The adventure costs us everything. The first step is the scariest but the day that we quit taking steps into the unknown is the day that we exchange the call of our hearts for the cheap substitution of the American dream.

The transformation of your soul comes in the pursuit of your purpose. Your purpose was born from an eternal perspective by a God who cares more about you than He does what you think you can’t do. With agreement, the opportunity is to be different as you make a difference. He will take your insecurities and breath identity into them as you agree with Him in the eternal things.

Where There is Faith, There is Hope

Things in court had not gone like I had hoping one morning and I was engaged in beating myself up a little bit when I got jerked into the present by a crying mother and a little girl. The mom had some problems with her driving record and had been driving without a license. If convicted of driving without a license, which was the third time the had been caught, it meant a mandatory ten days in jail.

When I met with her, she had her four or five-year old daughter with her and we talked about the possibilities. The mother was done. She was completely worn out by her effort and failures. Her tears flowed generously and her sweet, angelic little daughter reached up assuredly with comfort and compassion. I cried, too.

Somehow we connected through some reference to or evidence in faith. The lady had hope in her faith even through the challenge and discouragement of being a single mom. Based on that common ground, we prayed.

Then, we re-grouped, said a prayer together and went into court. We were going in to see the toughest judge in the city and the charge isn’t exactly difficult to prove. The officer has to testify about why he pulled you over and show that you don’t have a license. Court records would establish that it was the third time. Ten days in jail seemed certain and there were no apparent legal maneuvers nor any tangible hope.

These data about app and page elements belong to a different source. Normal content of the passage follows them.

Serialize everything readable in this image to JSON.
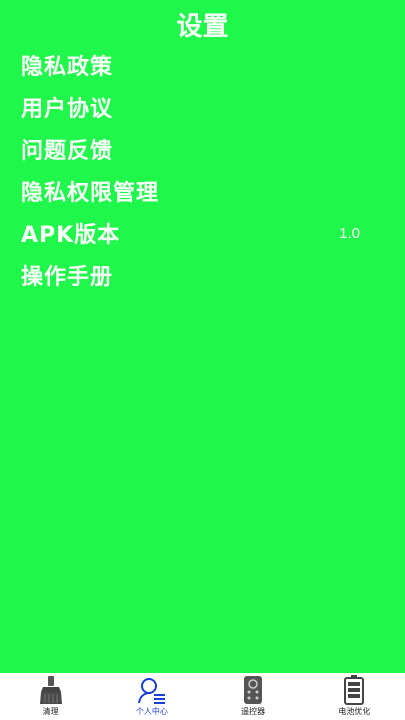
{
  "header": {
    "title": "设置"
  },
  "menu": {
    "items": [
      {
        "label": "隐私政策"
      },
      {
        "label": "用户协议"
      },
      {
        "label": "问题反馈"
      },
      {
        "label": "隐私权限管理"
      },
      {
        "label": "APK版本",
        "value": "1.0"
      },
      {
        "label": "操作手册"
      }
    ]
  },
  "tabbar": {
    "tabs": [
      {
        "label": "清理",
        "icon": "broom-icon"
      },
      {
        "label": "个人中心",
        "icon": "profile-icon",
        "active": true
      },
      {
        "label": "遥控器",
        "icon": "remote-icon"
      },
      {
        "label": "电池优化",
        "icon": "battery-icon"
      }
    ],
    "active_color": "#1a3fd6"
  },
  "colors": {
    "background": "#1ff84a",
    "text": "#ffffff"
  }
}
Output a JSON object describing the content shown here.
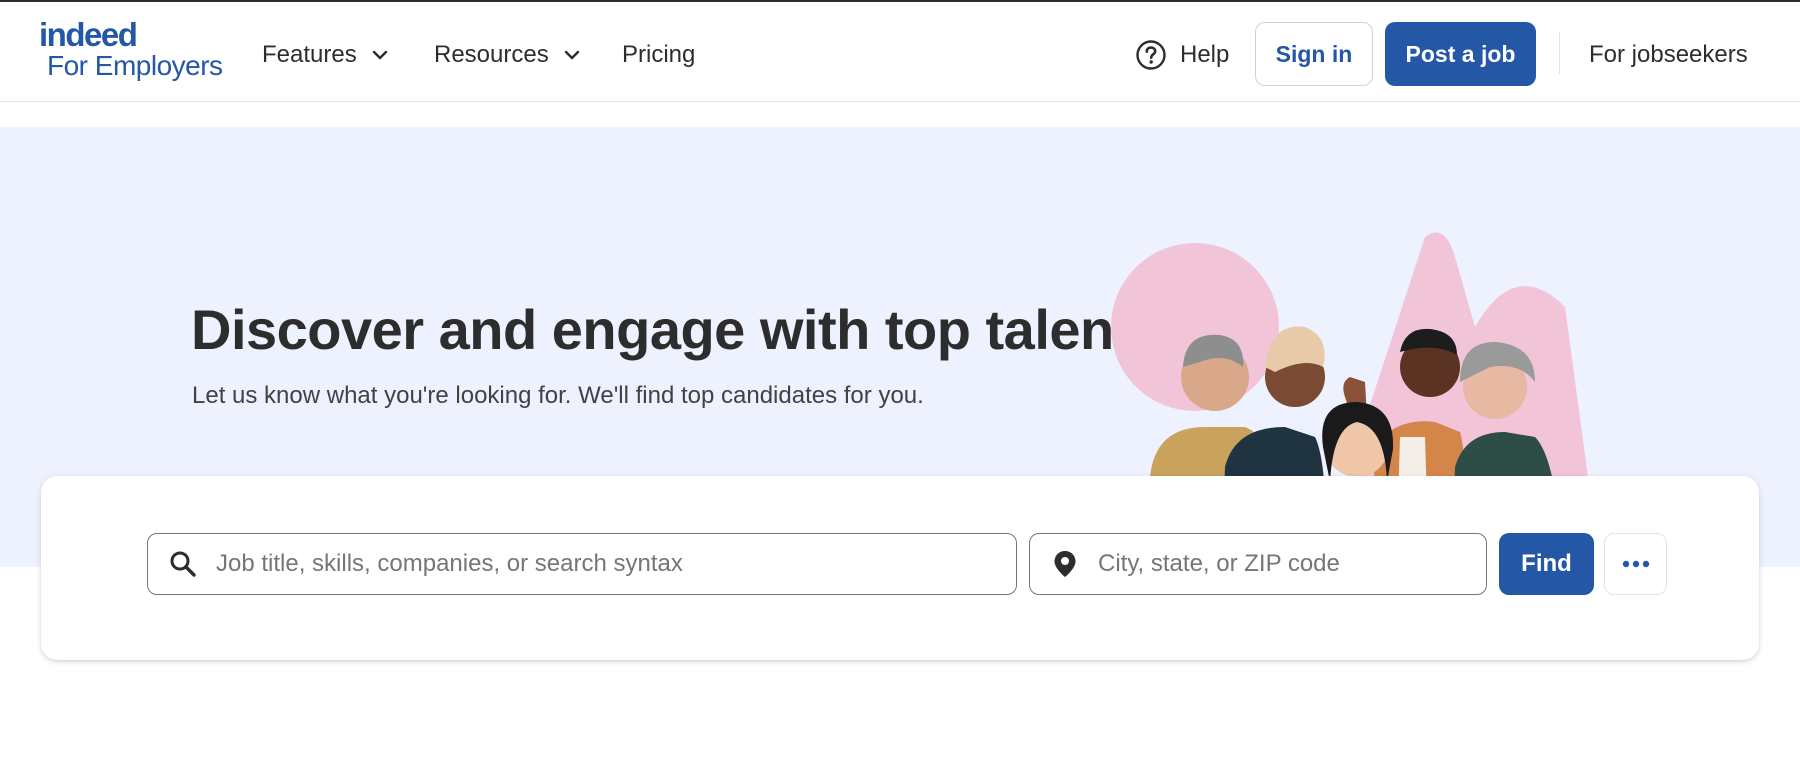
{
  "brand": {
    "logo_word": "indeed",
    "logo_sub": "For Employers",
    "accent": "#2557a7"
  },
  "nav": {
    "features": "Features",
    "resources": "Resources",
    "pricing": "Pricing",
    "help": "Help",
    "sign_in": "Sign in",
    "post_job": "Post a job",
    "for_jobseekers": "For jobseekers"
  },
  "hero": {
    "title": "Discover and engage with top talent",
    "subtitle": "Let us know what you're looking for. We'll find top candidates for you.",
    "background": "#eef1fe"
  },
  "search": {
    "what_placeholder": "Job title, skills, companies, or search syntax",
    "where_placeholder": "City, state, or ZIP code",
    "find_label": "Find"
  }
}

Truthfully, the judge acted out of character. This judge was incredibly tough and I couldn’t have imagined anything but jail time. Against all reason or experience, the most serious of her charges was reduced and she walked out of the courtroom with some fines but no jail time.

This was a victory against hopelessness. A victory against the scars that might have come in the heart and soul of that little girl if there had been the difficult conversation of where mommy will be for the next ten days. A victory against doubt of the very existence of or interest from a God she had been crying out to but the circumstances never quite gave way.

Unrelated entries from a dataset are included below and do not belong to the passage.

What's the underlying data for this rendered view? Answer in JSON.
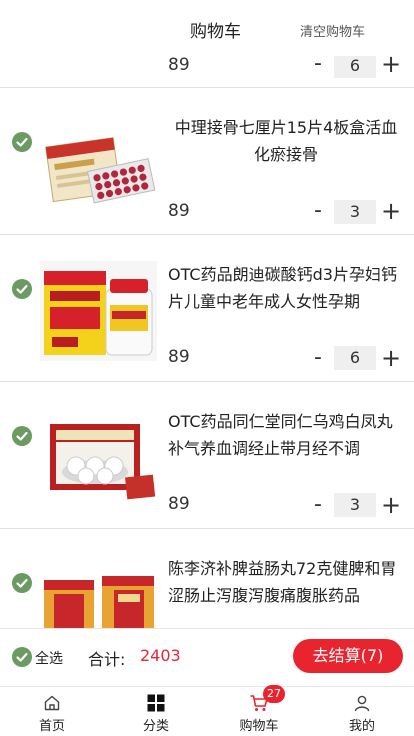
{
  "header": {
    "title": "购物车",
    "clear_label": "清空购物车"
  },
  "items": [
    {
      "name": "",
      "price": "89",
      "qty": "6"
    },
    {
      "name": "中理接骨七厘片15片4板盒活血化瘀接骨",
      "price": "89",
      "qty": "3"
    },
    {
      "name": "OTC药品朗迪碳酸钙d3片孕妇钙片儿童中老年成人女性孕期",
      "price": "89",
      "qty": "6"
    },
    {
      "name": "OTC药品同仁堂同仁乌鸡白凤丸补气养血调经止带月经不调",
      "price": "89",
      "qty": "3"
    },
    {
      "name": "陈李济补脾益肠丸72克健脾和胃涩肠止泻腹泻腹痛腹胀药品",
      "price": "",
      "qty": ""
    }
  ],
  "controls": {
    "minus": "-",
    "plus": "+"
  },
  "footer": {
    "select_all": "全选",
    "total_label": "合计:",
    "total_value": "2403",
    "checkout_label": "去结算(7)"
  },
  "tabbar": [
    {
      "label": "首页",
      "icon": "home-icon"
    },
    {
      "label": "分类",
      "icon": "grid-icon"
    },
    {
      "label": "购物车",
      "icon": "cart-icon",
      "badge": "27"
    },
    {
      "label": "我的",
      "icon": "user-icon"
    }
  ],
  "colors": {
    "accent": "#e8242f",
    "check": "#6b9a62",
    "total": "#e4283b"
  }
}
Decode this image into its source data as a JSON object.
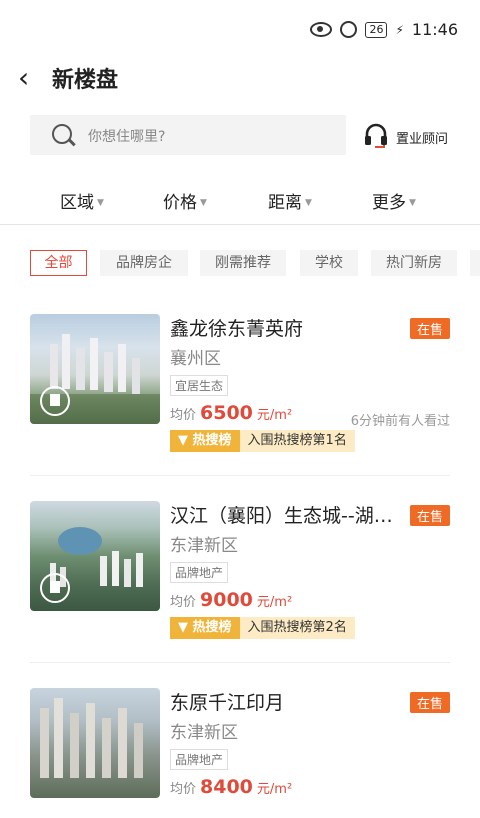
{
  "status": {
    "time": "11:46",
    "battery": "26"
  },
  "header": {
    "title": "新楼盘"
  },
  "search": {
    "placeholder": "你想住哪里?",
    "consult": "置业顾问"
  },
  "filters": [
    "区域",
    "价格",
    "距离",
    "更多"
  ],
  "tags": [
    "全部",
    "品牌房企",
    "刚需推荐",
    "学校",
    "热门新房"
  ],
  "listings": [
    {
      "name": "鑫龙徐东菁英府",
      "badge": "在售",
      "district": "襄州区",
      "tag": "宜居生态",
      "price_label": "均价",
      "price": "6500",
      "unit": "元/m²",
      "viewers": "6分钟前有人看过",
      "hot_label": "热搜榜",
      "hot_rank": "入围热搜榜第1名"
    },
    {
      "name": "汉江（襄阳）生态城--湖…",
      "badge": "在售",
      "district": "东津新区",
      "tag": "品牌地产",
      "price_label": "均价",
      "price": "9000",
      "unit": "元/m²",
      "viewers": "",
      "hot_label": "热搜榜",
      "hot_rank": "入围热搜榜第2名"
    },
    {
      "name": "东原千江印月",
      "badge": "在售",
      "district": "东津新区",
      "tag": "品牌地产",
      "price_label": "均价",
      "price": "8400",
      "unit": "元/m²",
      "viewers": "",
      "hot_label": "",
      "hot_rank": ""
    }
  ]
}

There are people every day who have situations you can’t fix, but you can agree with hope found in some common faith. Even if just a mustard seed where the judge is harsh and the law is clear, grace can break through.